Exercise.
Without carrying over a single picture, write out the records below exactly.

Records for this task.

════

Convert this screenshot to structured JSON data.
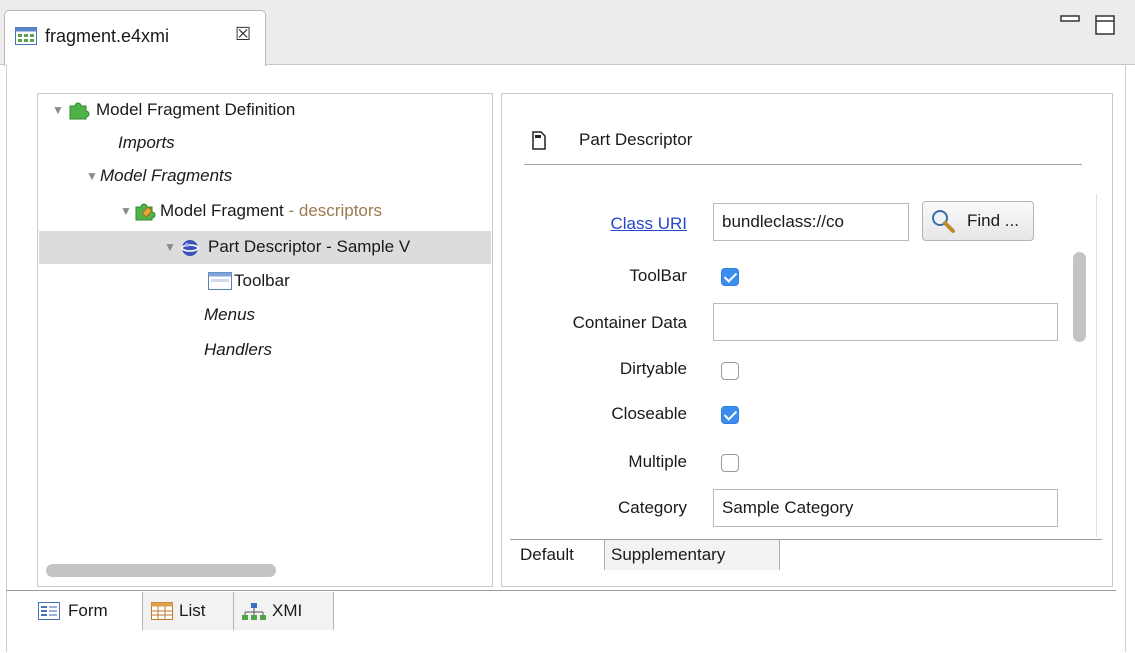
{
  "editor_tab": {
    "title": "fragment.e4xmi",
    "close_glyph": "☒"
  },
  "tree": {
    "nodes": [
      {
        "label": "Model Fragment Definition",
        "suffix": ""
      },
      {
        "label": "Imports",
        "suffix": ""
      },
      {
        "label": "Model Fragments",
        "suffix": ""
      },
      {
        "label": "Model Fragment",
        "suffix": " - descriptors"
      },
      {
        "label": "Part Descriptor",
        "suffix": " - Sample V"
      },
      {
        "label": "Toolbar",
        "suffix": ""
      },
      {
        "label": "Menus",
        "suffix": ""
      },
      {
        "label": "Handlers",
        "suffix": ""
      }
    ]
  },
  "details": {
    "title": "Part Descriptor",
    "class_uri_label": "Class URI",
    "class_uri_value": "bundleclass://co",
    "find_button": "Find ...",
    "toolbar_label": "ToolBar",
    "toolbar_checked": true,
    "container_data_label": "Container Data",
    "container_data_value": "",
    "dirtyable_label": "Dirtyable",
    "dirtyable_checked": false,
    "closeable_label": "Closeable",
    "closeable_checked": true,
    "multiple_label": "Multiple",
    "multiple_checked": false,
    "category_label": "Category",
    "category_value": "Sample Category"
  },
  "detail_tabs": [
    "Default",
    "Supplementary"
  ],
  "bottom_tabs": [
    "Form",
    "List",
    "XMI"
  ],
  "colors": {
    "link": "#2446c9",
    "checkbox_on": "#3b8ef0",
    "suffix_text": "#9a7a50"
  }
}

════

Result for this task.
Convert this screenshot to structured JSON data.
{
  "editor_tab": {
    "title": "fragment.e4xmi",
    "close_glyph": "☒"
  },
  "tree": {
    "nodes": [
      {
        "label": "Model Fragment Definition",
        "suffix": ""
      },
      {
        "label": "Imports",
        "suffix": ""
      },
      {
        "label": "Model Fragments",
        "suffix": ""
      },
      {
        "label": "Model Fragment",
        "suffix": " - descriptors"
      },
      {
        "label": "Part Descriptor",
        "suffix": " - Sample V"
      },
      {
        "label": "Toolbar",
        "suffix": ""
      },
      {
        "label": "Menus",
        "suffix": ""
      },
      {
        "label": "Handlers",
        "suffix": ""
      }
    ]
  },
  "details": {
    "title": "Part Descriptor",
    "class_uri_label": "Class URI",
    "class_uri_value": "bundleclass://co",
    "find_button": "Find ...",
    "toolbar_label": "ToolBar",
    "toolbar_checked": true,
    "container_data_label": "Container Data",
    "container_data_value": "",
    "dirtyable_label": "Dirtyable",
    "dirtyable_checked": false,
    "closeable_label": "Closeable",
    "closeable_checked": true,
    "multiple_label": "Multiple",
    "multiple_checked": false,
    "category_label": "Category",
    "category_value": "Sample Category"
  },
  "detail_tabs": [
    "Default",
    "Supplementary"
  ],
  "bottom_tabs": [
    "Form",
    "List",
    "XMI"
  ],
  "colors": {
    "link": "#2446c9",
    "checkbox_on": "#3b8ef0",
    "suffix_text": "#9a7a50"
  }
}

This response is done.